Word of the Day – Monday, April 16th
small scrap or morsel of food left after a meal is
According to wikiHow:
Many cat owners feel obliged to give their feline friend a treat when they notice their cat's pleading look at mealtimes. While giving your cat a piece of your food may be fine as an occasional treat, it's important to know what you're feeding your cat, as well as how to feed them safely and in ways that counter against the formation of bad habits. Doing so will ensure that your cat will get to stay happy and healthy while eating a small treat!
Feed your cat table scraps with caution. It's highly recommended that you don't feed your cat scraps, as cats need a balanced diet just like humans do, and table scraps don't give them the nutrients they need. Additionally, feeding your cat too many scraps can cause weight gain, pickiness, and other feeding problems, and certain foods are also known to cause illness or even death. It's recommended to give cat treats rather than human food to your cat, and to do so in moderation, with treats making up less than 5% of their diet.

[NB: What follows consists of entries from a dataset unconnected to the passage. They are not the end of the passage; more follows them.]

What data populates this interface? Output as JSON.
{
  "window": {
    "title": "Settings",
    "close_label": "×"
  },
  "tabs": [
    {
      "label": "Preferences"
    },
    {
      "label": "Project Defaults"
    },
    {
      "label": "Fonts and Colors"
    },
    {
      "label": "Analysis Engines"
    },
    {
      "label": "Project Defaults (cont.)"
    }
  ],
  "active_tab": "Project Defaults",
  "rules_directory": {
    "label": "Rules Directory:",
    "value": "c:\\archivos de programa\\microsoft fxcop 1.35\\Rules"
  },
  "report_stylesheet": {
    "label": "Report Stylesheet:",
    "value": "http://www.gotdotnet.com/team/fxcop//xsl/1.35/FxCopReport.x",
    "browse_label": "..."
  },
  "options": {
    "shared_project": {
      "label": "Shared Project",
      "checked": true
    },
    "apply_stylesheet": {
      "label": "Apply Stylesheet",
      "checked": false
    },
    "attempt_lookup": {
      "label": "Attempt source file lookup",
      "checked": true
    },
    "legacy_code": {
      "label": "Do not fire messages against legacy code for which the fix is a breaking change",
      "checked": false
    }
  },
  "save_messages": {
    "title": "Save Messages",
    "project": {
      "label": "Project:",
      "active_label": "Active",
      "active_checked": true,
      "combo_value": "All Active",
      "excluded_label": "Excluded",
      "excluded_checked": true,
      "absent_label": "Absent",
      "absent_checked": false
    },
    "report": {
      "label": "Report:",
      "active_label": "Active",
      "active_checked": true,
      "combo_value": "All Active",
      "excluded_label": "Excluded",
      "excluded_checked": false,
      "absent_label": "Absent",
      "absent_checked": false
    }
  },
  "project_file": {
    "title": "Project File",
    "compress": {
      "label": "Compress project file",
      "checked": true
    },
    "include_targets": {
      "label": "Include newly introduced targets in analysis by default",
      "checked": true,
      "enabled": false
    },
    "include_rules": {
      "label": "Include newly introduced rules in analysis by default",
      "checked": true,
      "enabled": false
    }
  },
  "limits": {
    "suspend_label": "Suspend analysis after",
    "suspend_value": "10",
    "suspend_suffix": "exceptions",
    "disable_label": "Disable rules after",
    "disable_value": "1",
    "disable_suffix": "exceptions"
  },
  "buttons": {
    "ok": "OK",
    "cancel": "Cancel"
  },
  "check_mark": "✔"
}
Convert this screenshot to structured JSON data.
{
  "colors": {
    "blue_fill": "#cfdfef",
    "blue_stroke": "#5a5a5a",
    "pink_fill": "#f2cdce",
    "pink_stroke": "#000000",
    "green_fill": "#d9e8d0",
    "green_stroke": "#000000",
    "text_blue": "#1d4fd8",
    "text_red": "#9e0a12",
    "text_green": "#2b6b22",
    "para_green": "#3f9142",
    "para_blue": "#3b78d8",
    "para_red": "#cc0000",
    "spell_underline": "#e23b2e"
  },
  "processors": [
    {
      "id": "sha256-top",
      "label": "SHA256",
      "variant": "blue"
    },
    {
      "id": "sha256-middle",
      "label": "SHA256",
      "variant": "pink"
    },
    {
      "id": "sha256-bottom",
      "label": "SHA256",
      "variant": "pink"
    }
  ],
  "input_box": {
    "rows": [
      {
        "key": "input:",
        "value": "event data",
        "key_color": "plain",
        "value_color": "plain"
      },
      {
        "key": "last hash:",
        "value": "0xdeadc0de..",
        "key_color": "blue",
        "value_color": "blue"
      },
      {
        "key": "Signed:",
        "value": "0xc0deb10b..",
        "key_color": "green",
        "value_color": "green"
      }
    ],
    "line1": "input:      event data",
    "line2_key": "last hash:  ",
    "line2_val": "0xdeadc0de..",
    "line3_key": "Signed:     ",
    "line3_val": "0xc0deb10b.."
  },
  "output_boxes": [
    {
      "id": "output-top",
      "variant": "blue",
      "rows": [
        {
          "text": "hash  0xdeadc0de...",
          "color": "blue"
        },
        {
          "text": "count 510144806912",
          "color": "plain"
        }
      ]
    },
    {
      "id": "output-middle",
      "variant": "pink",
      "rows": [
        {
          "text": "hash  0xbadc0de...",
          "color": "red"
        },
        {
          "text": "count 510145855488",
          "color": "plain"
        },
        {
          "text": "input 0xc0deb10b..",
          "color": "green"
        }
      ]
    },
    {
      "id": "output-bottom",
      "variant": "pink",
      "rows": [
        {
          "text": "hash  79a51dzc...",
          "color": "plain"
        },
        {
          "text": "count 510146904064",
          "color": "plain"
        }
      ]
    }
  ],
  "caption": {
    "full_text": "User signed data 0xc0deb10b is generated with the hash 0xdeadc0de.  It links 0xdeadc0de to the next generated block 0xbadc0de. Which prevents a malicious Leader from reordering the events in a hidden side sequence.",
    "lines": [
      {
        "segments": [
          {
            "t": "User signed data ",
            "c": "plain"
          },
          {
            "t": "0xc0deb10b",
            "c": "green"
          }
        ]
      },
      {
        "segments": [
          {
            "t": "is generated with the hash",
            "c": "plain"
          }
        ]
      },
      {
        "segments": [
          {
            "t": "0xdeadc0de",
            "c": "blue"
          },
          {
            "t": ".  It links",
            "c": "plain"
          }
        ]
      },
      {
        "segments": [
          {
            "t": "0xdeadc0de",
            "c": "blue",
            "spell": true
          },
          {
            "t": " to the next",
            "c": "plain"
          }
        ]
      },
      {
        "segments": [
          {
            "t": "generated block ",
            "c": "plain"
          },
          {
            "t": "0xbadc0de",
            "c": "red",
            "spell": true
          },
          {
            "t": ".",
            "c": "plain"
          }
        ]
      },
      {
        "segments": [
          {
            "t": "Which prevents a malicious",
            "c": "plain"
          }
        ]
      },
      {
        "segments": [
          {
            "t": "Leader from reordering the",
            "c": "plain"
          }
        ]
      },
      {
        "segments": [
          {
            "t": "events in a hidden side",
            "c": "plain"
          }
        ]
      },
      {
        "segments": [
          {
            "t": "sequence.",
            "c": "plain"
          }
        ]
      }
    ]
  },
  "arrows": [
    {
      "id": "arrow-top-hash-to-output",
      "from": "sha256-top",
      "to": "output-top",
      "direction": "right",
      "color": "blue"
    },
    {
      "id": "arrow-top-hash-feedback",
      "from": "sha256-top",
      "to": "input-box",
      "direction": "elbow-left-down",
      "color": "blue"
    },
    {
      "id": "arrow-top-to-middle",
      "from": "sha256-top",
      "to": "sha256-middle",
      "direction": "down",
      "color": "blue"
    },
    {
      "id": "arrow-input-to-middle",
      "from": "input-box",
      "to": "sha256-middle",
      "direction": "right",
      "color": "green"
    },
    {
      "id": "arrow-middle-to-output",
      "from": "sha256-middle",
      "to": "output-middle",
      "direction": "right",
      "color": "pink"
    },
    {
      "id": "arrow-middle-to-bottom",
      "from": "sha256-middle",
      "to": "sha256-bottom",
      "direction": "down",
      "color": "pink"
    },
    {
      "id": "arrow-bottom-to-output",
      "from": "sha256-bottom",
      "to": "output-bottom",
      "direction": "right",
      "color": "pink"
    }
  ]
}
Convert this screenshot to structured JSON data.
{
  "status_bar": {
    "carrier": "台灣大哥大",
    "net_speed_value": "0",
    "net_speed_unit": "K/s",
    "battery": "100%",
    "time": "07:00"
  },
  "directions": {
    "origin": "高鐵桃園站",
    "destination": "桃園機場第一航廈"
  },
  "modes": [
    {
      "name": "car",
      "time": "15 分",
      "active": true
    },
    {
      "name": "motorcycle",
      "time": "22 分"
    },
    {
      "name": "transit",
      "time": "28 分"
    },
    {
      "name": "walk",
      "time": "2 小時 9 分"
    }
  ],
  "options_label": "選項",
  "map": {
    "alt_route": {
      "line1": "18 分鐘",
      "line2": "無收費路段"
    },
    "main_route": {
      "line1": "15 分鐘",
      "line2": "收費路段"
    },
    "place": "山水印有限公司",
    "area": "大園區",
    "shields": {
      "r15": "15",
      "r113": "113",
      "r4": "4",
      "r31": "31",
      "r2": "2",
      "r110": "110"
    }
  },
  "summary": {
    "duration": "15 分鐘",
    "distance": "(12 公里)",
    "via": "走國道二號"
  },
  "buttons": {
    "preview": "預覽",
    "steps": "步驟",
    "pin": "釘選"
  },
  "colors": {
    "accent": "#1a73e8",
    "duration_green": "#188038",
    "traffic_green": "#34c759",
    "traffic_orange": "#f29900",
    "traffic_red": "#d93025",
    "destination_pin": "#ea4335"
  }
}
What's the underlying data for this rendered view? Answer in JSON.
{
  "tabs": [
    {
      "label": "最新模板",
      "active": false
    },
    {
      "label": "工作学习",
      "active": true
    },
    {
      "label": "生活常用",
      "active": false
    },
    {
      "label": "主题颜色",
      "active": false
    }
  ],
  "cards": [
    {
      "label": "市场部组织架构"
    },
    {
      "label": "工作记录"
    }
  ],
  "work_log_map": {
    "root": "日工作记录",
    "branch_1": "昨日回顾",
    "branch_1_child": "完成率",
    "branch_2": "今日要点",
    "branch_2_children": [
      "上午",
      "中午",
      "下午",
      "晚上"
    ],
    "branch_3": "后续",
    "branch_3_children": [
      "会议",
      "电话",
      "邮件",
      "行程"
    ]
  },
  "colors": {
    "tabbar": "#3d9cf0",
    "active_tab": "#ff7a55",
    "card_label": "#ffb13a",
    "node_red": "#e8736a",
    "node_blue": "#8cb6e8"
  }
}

•Even if you do choose to give your cat table scraps, remember that this is not a substitute for cat food. Your cat's food, whether store-bought or homemade, will have to be nutritionally balanced to avoid illness.
•Avoid giving kittens table scraps, as this can lead to them developing bad feeding habits. If you want to give your kitten a treat, give them a small cat treat, not human food.
Recognize what foods are never safe to feed to cats. Some foods can cause potentially life-threatening illness or even death to your cat, so it's incredibly important to be aware of what you're feeding them. Foods that could make your cat very ill or cause death are:
•Alcoholic food or beverages
•Grapes and raisins (can cause liver failure)
•Caffeine (such as soda, coffee, or energy drinks)
•Chocolates or other sweets, including anything with xylitol
•Yeast dough (can cause stomach pain as the yeast rises, in addition to alcohol poisoning as it ferments)
•Bones (these can be choking hazards, or splinter and damage the digestive system of your cat)
•Rotten food and garbage (can cause food poisoning)